“Oh, where is the little old hut in the forest and where is the poor old man? Oh, where is the little cock and the little hen and the pretty brindled cow and where, oh, where am I?” she cried. At this the stranger wakened and, sitting up in bed, he called softly: “Do not run away. Alween! Alween! Come back! Come back! Do not be frightened. We are all here. I was the old man with the long white beard and my servants yonder were the cock, the hen and the brindled cow. You have saved our lives. You have set us free. You have delivered us from worse than death. I am a king’s son, but I was bewitched by a wicked old fairy and forced, in the form of an old, old man, to live here in a hut in the forest all alone, except for my three servants, who were made to take the form of a cock, of a hen, and of a brindled cow.
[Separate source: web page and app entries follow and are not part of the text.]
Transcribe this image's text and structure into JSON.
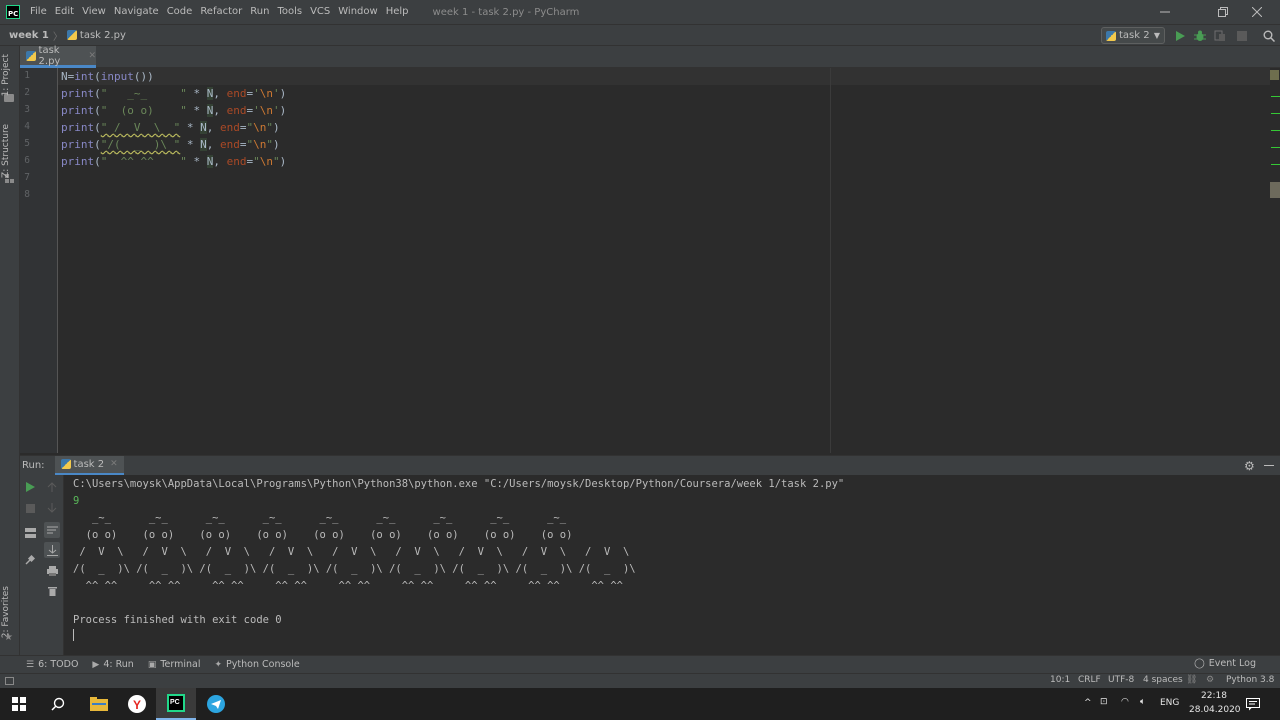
{
  "window": {
    "menu": [
      "File",
      "Edit",
      "View",
      "Navigate",
      "Code",
      "Refactor",
      "Run",
      "Tools",
      "VCS",
      "Window",
      "Help"
    ],
    "title": "week 1 - task 2.py - PyCharm",
    "logo_text": "PC"
  },
  "navbar": {
    "folder": "week 1",
    "file": "task 2.py",
    "run_config": "task 2"
  },
  "left_stripe": {
    "project": "1: Project",
    "structure": "Z: Structure",
    "favorites": "2: Favorites"
  },
  "editor": {
    "tab_label": "task 2.py",
    "line_numbers": [
      "1",
      "2",
      "3",
      "4",
      "5",
      "6",
      "7",
      "8"
    ]
  },
  "run_panel": {
    "label": "Run:",
    "tab": "task 2",
    "command": "C:\\Users\\moysk\\AppData\\Local\\Programs\\Python\\Python38\\python.exe \"C:/Users/moysk/Desktop/Python/Coursera/week 1/task 2.py\"",
    "input_echo": "9",
    "output_lines": [
      "   _~_      _~_      _~_      _~_      _~_      _~_      _~_      _~_      _~_",
      "  (o o)    (o o)    (o o)    (o o)    (o o)    (o o)    (o o)    (o o)    (o o)",
      " /  V  \\   /  V  \\   /  V  \\   /  V  \\   /  V  \\   /  V  \\   /  V  \\   /  V  \\   /  V  \\",
      "/(  _  )\\ /(  _  )\\ /(  _  )\\ /(  _  )\\ /(  _  )\\ /(  _  )\\ /(  _  )\\ /(  _  )\\ /(  _  )\\",
      "  ^^ ^^     ^^ ^^     ^^ ^^     ^^ ^^     ^^ ^^     ^^ ^^     ^^ ^^     ^^ ^^     ^^ ^^"
    ],
    "exit_message": "Process finished with exit code 0"
  },
  "bottom_tabs": {
    "todo": "6: TODO",
    "run": "4: Run",
    "terminal": "Terminal",
    "python_console": "Python Console",
    "event_log": "Event Log"
  },
  "statusbar": {
    "position": "10:1",
    "line_sep": "CRLF",
    "encoding": "UTF-8",
    "indent": "4 spaces",
    "interpreter": "Python 3.8"
  },
  "taskbar": {
    "lang": "ENG",
    "time": "22:18",
    "date": "28.04.2020"
  },
  "colors": {
    "accent": "#4a88c7",
    "run_green": "#499c54",
    "string_green": "#6a8759",
    "keyword": "#cc7832"
  }
}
Here we were obliged to stay until some one came to us who showed love and kindness toward my animals as well as toward myself. You have saved us. You have set us free and this great palace and all within it is yours.”
And Alween married the king’s son and they were very happy together for many, many years; but her sisters were forced to live lives of hardship and poverty until their hearts had grown more kindly toward all living creatures.
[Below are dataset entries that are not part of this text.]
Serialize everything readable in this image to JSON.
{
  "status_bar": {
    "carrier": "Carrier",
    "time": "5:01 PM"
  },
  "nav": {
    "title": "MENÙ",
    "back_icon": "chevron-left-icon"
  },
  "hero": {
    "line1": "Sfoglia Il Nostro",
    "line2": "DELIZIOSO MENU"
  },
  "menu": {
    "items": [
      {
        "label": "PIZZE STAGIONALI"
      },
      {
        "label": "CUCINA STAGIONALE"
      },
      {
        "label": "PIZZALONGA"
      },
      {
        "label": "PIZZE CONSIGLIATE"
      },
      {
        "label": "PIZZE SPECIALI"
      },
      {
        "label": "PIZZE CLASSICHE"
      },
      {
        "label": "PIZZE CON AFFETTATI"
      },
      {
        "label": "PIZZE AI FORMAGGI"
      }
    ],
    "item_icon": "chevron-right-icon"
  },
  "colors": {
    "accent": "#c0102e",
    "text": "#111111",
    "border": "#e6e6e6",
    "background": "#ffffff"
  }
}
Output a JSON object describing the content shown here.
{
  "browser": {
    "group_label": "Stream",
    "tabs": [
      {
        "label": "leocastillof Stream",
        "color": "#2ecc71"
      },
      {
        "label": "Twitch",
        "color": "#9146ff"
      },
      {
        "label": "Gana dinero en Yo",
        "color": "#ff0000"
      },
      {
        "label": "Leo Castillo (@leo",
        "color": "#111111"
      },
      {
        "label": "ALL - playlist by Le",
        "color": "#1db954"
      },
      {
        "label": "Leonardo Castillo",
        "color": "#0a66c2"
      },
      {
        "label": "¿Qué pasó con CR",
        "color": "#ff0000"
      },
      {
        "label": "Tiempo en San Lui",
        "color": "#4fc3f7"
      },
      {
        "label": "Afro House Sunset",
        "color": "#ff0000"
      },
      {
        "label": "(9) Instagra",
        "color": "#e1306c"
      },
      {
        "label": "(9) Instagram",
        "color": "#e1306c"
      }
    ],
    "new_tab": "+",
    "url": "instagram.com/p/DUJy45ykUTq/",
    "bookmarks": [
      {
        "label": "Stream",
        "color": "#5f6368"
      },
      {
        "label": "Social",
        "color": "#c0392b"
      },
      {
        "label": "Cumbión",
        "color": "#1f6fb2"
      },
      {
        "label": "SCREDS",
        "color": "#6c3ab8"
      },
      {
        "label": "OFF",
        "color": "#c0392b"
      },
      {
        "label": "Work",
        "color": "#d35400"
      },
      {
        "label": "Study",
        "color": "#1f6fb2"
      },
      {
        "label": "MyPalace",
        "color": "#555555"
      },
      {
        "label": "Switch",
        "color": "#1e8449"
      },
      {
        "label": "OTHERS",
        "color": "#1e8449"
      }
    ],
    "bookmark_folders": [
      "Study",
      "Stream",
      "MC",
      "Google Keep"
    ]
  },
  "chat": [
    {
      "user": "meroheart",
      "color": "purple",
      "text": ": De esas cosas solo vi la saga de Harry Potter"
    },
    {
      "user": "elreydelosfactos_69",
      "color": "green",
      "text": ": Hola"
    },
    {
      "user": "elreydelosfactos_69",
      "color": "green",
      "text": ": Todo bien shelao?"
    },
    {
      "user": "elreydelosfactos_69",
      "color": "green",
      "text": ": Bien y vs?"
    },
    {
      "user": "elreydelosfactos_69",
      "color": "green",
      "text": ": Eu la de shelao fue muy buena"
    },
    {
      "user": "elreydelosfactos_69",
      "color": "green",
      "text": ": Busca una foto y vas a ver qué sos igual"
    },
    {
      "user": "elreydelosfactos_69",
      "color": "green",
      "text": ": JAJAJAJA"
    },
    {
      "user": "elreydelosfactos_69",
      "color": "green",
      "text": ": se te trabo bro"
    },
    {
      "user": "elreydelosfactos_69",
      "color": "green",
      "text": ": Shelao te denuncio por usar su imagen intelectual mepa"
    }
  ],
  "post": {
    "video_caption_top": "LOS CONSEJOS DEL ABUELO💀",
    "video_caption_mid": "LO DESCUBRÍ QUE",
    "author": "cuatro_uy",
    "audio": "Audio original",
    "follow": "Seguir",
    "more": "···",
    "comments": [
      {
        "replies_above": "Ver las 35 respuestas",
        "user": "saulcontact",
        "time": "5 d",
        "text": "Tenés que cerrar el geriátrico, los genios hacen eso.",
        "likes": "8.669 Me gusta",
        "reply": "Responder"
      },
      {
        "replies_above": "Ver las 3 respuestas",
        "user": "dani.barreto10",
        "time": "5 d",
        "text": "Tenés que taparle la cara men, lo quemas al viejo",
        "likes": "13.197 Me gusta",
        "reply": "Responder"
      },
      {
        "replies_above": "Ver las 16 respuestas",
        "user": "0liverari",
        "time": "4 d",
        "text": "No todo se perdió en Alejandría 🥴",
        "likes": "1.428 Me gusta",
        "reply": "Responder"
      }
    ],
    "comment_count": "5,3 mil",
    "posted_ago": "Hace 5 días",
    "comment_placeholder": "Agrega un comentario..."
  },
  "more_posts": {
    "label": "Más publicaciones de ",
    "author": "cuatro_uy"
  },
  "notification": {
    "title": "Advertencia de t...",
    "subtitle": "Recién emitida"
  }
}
Once, a long, long time ago, there lived a brave king and a beautiful queen. They ruled the land wisely; they loved each other dearly, and they would have been happy but for one thing—they had no children.
At last there came a day of joy—a day that brought a little princess to the palace. The baby girl grew strong and rosy and the time for her christening drew near. Then came twelve good fairy godmothers to eat from the king’s twelve golden plates, to drink from his twelve golden goblets and to bring twelve good wishes to his little daughter.
Now thirteen fairies lived in the kingdom; but, as the king had only twelve golden plates and twelve golden goblets, the thirteenth fairy was not invited. This made her very angry and she cried, “I will go to the christening! I will see the king’s daughter and the king shall rue the day on which he dared to slight me!”
They named the little princess Briar Rose. The first fairy godmother gave her beauty. The second gave happiness. “Wisdom is my gift,” said number three. “Grace shall be hers,” cried four. “I give her wit,” said five. The sixth godmother gave sympathy. The seventh gave wealth. The eighth said, “The princess shall have courage and shall be strong and brave.” Number nine cried, “Health is hers as long as ever she may live.” The tenth gave youth. “The Briar Rose shall love her people and she shall rule gently and where she goes joy shall go too,” said number eleven. The twelfth fairy opened her lips to wish long life, when, just at that moment, the thirteenth